Learning about these topics has valuable long-term impacts on students.

Consent – Understanding and practicing asking for and giving consent teaches your student to advocate for themselves and can help protect against sexual abuse.

Boundaries – Setting appropriate physical and emotional boundaries gives your student the skills they need to maintain healthy relationships at home, school, work, and in the community.

Reproduction – Understanding the body and how it works allows your student to communicate their needs with medical providers and protect themselves from unwanted pregnancy and STIs.

Collaborate with your child’s teacher and the rest of the IEP team to create goals that center around sexual health. The Disability-inclusive Sexual Health Network has heard from many teachers who would like to provide instruction on these topics but are not able to do so without the inclusion of goals on the IEP. DSHN has created a Sexual Health Concept guide to help parents/guardians and IEP teams create individualized goals for Family Life Education.

Use this resource as a base to identify the specific areas of need and to develop a plan that supports your child’s growth and access to this valuable education.

For Virginia Residents:

Family Life Education (FLE), or sexual health education, is not required in Virginia public schools.

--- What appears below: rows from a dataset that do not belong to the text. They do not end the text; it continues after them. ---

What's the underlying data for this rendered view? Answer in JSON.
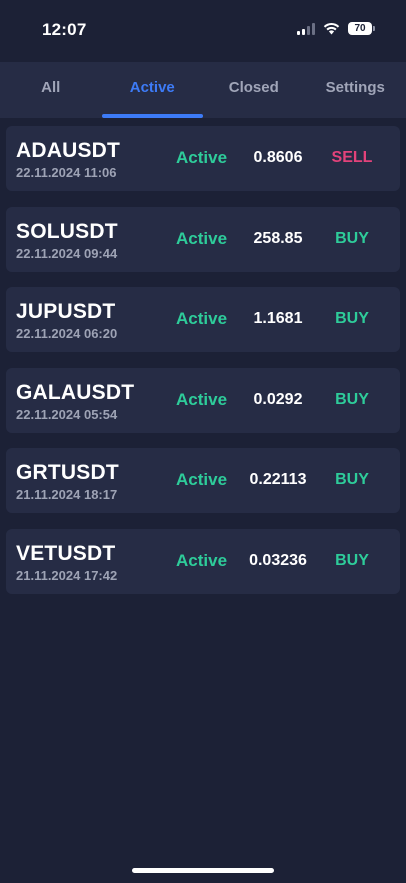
{
  "status_bar": {
    "time": "12:07",
    "battery": "70",
    "icons": [
      "cellular-signal-icon",
      "wifi-icon",
      "battery-icon"
    ]
  },
  "tabs": [
    {
      "label": "All",
      "active": false
    },
    {
      "label": "Active",
      "active": true
    },
    {
      "label": "Closed",
      "active": false
    },
    {
      "label": "Settings",
      "active": false
    }
  ],
  "colors": {
    "background": "#1c2136",
    "card": "#262c45",
    "accent": "#3d7bf7",
    "active_green": "#2ecc9a",
    "sell_pink": "#e2427a"
  },
  "trades": [
    {
      "symbol": "ADAUSDT",
      "datetime": "22.11.2024 11:06",
      "status": "Active",
      "price": "0.8606",
      "side": "SELL"
    },
    {
      "symbol": "SOLUSDT",
      "datetime": "22.11.2024 09:44",
      "status": "Active",
      "price": "258.85",
      "side": "BUY"
    },
    {
      "symbol": "JUPUSDT",
      "datetime": "22.11.2024 06:20",
      "status": "Active",
      "price": "1.1681",
      "side": "BUY"
    },
    {
      "symbol": "GALAUSDT",
      "datetime": "22.11.2024 05:54",
      "status": "Active",
      "price": "0.0292",
      "side": "BUY"
    },
    {
      "symbol": "GRTUSDT",
      "datetime": "21.11.2024 18:17",
      "status": "Active",
      "price": "0.22113",
      "side": "BUY"
    },
    {
      "symbol": "VETUSDT",
      "datetime": "21.11.2024 17:42",
      "status": "Active",
      "price": "0.03236",
      "side": "BUY"
    }
  ]
}
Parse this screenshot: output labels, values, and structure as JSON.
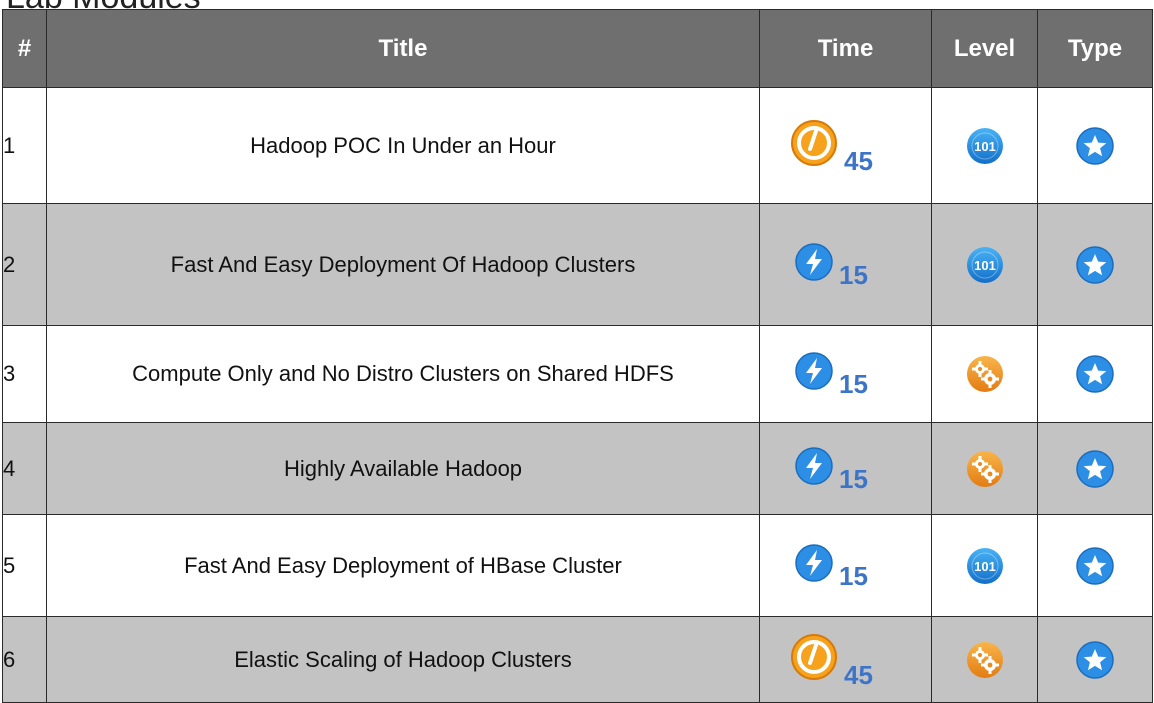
{
  "heading": "Lab Modules",
  "columns": {
    "num": "#",
    "title": "Title",
    "time": "Time",
    "level": "Level",
    "type": "Type"
  },
  "rows": [
    {
      "num": "1",
      "title": "Hadoop POC In Under an Hour",
      "time": "45",
      "time_icon": "clock-icon",
      "level_icon": "level-101-icon",
      "type_icon": "star-icon",
      "shaded": false
    },
    {
      "num": "2",
      "title": "Fast And Easy Deployment Of Hadoop Clusters",
      "time": "15",
      "time_icon": "lightning-icon",
      "level_icon": "level-101-icon",
      "type_icon": "star-icon",
      "shaded": true
    },
    {
      "num": "3",
      "title": "Compute Only and No Distro Clusters on Shared HDFS",
      "time": "15",
      "time_icon": "lightning-icon",
      "level_icon": "gears-icon",
      "type_icon": "star-icon",
      "shaded": false
    },
    {
      "num": "4",
      "title": "Highly Available Hadoop",
      "time": "15",
      "time_icon": "lightning-icon",
      "level_icon": "gears-icon",
      "type_icon": "star-icon",
      "shaded": true
    },
    {
      "num": "5",
      "title": "Fast And Easy Deployment of HBase Cluster",
      "time": "15",
      "time_icon": "lightning-icon",
      "level_icon": "level-101-icon",
      "type_icon": "star-icon",
      "shaded": false
    },
    {
      "num": "6",
      "title": "Elastic Scaling of Hadoop Clusters",
      "time": "45",
      "time_icon": "clock-icon",
      "level_icon": "gears-icon",
      "type_icon": "star-icon",
      "shaded": true
    }
  ],
  "icon_text": {
    "level_101": "101"
  },
  "colors": {
    "header_bg": "#6f6f6f",
    "shaded_row": "#c3c3c3",
    "time_value": "#3d74c8",
    "blue_icon": "#1f8fe0",
    "orange_icon": "#f39a1e"
  }
}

However, the majority of school districts do provide some FLE instruction. If a school district offers FLE, they must meet certain Virginia Department of Education (VDOE) requirements, but largely it is up to each school district to decide how FLE instruction is provided. This means that how often FLE instruction occurs, who teaches FLE, what curriculum is used, etc. varies across school districts. Your child’s access to FLE may differ depending on their school, who teaches FLE, and the type of classroom they are in. Virginia also has an “opt-out” policy that allows parents and/or guardians to remove their student from any class.

In March of 2020, Virginia House Bill 134 and Virginia Senate Bill 186 were signed into law. HB 134 and SB 186 require “the Department of Education to establish guidelines for individualized education program (IEP) teams to utilize when developing IEPs for children with disabilities to ensure that IEP teams consider the need for age-appropriate and developmentally appropriate instruction related to sexual health, self-restraint, self-protection, respect for personal privacy, and personal boundaries of others. The bill requires each local school board, in developing IEPs for children with disabilities, in addition to any other requirements established by the Board of Education, to ensure that IEP teams consider such guidelines.”

As of April 2023 guidelines for considering and addressing a student’s need for Family Life Education have not yet been released by the VDOE. Parents and guardians remain the best advocates for these topics to be included on their student’s IEP.